You can also turn on "away mode" lighting, which randomly cycles your lights on and off to make it look like you're home when you really aren't. That's a nice touch.
The controls err on the basic side, though, especially when it comes to those scheduled lighting changes. You can't, for instance, schedule the bulbs to gradually fade on over a custom length of time to help ease you out of bed in the morning. You also can't schedule lighting changes to run at sunrise or sunset, which at this point is a pretty elementary feature as far as smart lights are concerned.
Fortunately, this seems like the sort of thing that Eufy could fix with a firmware update. I reached out to Anker to ask if one is in the works, but didn't hear back before my deadline. I'll update this space if I get a response.
As for the Alexa controls, you can ask Amazon's assistant to control your bulb using whatever name you've given it in Eufy's app. You can also group your Lumos LED with other Alexa-compatible smart lights in the Alexa app, then control everything all at once with a single command (or, thanks to a recent update, control your bulbs directly from the Alexa app itself).
The Lumos LED promises a 60-watt-equivalent light output of 800 lumens from a power draw of just 9 watts. I used our spectrometer and integrating sphere setup to measure that light output for myself, and clocked it well above the target at 889 lumens.
That makes it one of the brightest Alexa-compatible options money can buy, and also pegs its efficiency just shy of 100 lumens per watt, which is excellent. Using it for an average of three hours per day will add a little over a dollar to your energy bill each year. Dial the brightness down a little bit and it'll cost even less, while still doing a bang-up job of brightening your room.
I was also impressed to see that the Lumos LED only lost 7 percent of its initial brightness during the course of my 90-minute test. All LED light bulbs will see a slight, gradual dip in brightness during the hour or so after you turn them on because of the heat produced by their electrical components. After that warm-up period, most bulbs will stabilize somewhere around 85 percent of their initial brightness (by the way, this end-point is also where we take our final, official lumen readings). The Lumos LED finished the test 93 percent as bright as it started, which is better than just about every other smart bulb I've tested.
Though not completely conclusive, that's indicative of a design that does a good job of managing heat, and means that Eufy's smart bulb might be a good pick for an enclosed fixture, where the heat gets trapped with the light (that's of course assuming that it'd fit -- the Lumos LED is a little bigger and longer than most standard-sized light bulbs).
I also made sure to check out the bulb's dimmable range. Though you won't want to use it on an actual dimmer switch (smart bulbs have their own built-in dimming mechanisms -- using them with an extra, external dimmer can cause them to flicker badly), you can dim the Lumos LED on a 1-100 scale using either the app or an Alexa command.
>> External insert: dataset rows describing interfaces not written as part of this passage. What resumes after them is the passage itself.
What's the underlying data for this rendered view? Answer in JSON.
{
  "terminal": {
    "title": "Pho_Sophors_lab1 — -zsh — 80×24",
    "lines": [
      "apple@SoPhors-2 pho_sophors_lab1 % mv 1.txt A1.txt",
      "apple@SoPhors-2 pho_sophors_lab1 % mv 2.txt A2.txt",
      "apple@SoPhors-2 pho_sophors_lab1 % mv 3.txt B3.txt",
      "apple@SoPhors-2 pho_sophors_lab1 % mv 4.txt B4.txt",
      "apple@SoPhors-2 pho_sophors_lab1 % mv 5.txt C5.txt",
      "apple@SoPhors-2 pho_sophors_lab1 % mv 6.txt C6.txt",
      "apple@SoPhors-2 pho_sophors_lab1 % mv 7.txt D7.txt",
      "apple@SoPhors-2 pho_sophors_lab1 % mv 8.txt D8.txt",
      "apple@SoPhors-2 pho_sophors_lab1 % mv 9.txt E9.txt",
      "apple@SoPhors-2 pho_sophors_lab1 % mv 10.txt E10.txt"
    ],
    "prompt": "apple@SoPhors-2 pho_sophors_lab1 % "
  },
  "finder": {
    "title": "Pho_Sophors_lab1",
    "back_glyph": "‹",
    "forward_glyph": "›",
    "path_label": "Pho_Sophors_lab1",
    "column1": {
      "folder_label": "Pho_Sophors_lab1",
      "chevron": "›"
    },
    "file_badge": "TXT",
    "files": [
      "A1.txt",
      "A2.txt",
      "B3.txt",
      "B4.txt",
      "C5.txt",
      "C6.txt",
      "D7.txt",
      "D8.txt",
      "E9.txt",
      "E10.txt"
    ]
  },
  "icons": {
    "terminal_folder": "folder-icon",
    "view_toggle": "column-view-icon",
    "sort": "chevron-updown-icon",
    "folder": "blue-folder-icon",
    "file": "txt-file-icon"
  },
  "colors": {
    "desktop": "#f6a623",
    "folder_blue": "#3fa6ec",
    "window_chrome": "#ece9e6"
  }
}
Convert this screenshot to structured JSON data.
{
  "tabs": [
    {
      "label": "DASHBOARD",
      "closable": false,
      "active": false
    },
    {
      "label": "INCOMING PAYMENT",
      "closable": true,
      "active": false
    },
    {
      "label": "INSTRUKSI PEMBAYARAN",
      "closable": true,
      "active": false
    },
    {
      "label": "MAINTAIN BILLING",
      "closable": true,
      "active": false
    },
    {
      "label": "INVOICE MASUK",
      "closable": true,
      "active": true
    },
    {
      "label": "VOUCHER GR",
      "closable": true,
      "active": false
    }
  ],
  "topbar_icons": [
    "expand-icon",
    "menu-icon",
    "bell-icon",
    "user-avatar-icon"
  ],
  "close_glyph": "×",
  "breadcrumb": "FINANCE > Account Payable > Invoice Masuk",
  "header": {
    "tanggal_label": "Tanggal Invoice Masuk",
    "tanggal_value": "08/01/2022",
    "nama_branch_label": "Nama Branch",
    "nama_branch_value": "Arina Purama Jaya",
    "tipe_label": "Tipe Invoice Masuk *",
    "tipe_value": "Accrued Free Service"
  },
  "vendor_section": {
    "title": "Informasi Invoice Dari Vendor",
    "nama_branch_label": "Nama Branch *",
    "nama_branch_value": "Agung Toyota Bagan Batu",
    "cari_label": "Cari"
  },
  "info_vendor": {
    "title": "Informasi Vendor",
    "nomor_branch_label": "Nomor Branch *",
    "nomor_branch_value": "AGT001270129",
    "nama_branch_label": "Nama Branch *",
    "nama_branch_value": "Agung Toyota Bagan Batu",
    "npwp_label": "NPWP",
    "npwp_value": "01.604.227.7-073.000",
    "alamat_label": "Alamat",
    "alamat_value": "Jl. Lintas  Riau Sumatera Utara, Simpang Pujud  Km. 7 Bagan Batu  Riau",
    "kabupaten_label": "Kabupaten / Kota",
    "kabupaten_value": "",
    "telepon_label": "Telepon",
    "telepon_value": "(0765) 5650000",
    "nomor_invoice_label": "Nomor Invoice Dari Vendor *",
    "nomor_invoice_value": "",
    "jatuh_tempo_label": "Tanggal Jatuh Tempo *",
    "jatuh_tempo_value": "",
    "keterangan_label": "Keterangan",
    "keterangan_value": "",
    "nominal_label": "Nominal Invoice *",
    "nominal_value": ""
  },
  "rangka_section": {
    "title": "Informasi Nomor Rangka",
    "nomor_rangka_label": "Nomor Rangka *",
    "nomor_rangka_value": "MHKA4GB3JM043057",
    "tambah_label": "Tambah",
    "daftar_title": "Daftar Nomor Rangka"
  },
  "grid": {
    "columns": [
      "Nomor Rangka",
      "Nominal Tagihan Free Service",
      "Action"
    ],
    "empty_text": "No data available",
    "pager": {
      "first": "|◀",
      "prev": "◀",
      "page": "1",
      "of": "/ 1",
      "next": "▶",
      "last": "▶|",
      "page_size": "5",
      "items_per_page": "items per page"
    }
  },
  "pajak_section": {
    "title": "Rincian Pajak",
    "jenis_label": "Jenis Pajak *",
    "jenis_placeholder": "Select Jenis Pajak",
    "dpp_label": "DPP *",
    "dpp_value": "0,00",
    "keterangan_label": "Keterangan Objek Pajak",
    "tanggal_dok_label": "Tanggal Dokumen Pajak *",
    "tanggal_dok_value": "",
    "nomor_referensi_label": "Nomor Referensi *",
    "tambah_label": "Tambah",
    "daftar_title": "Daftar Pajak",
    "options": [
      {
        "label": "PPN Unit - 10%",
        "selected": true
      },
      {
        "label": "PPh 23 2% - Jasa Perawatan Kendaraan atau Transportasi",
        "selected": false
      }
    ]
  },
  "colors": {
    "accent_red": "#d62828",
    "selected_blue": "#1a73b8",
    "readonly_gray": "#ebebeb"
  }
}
At the 1 percent brightness setting it puts out 57 lumens, which is actually 6.4 percent of the max setting. Anything below 10 percent is good enough for me, but some folks might like a light that gets down a little lower at its minimum setting.
This one's pretty simple. At the moment, $20 is as cheap as you'll find for a reputable smart bulb that works with Alexa and doesn't need a hub. And, relative cheapness aside, the Lumos LED is a pretty good smart bulb in its own right. It offers ample brightness and solid efficiency, it features a good-looking app that doesn't over-complicate things, and it works reliably well with Alexa.
If you want something you can play with on a variety of different platforms, then look elsewhere, because with Eufy, Alexa is all you get. But if that's all you need, then there really isn't much of a reason not to pick one up.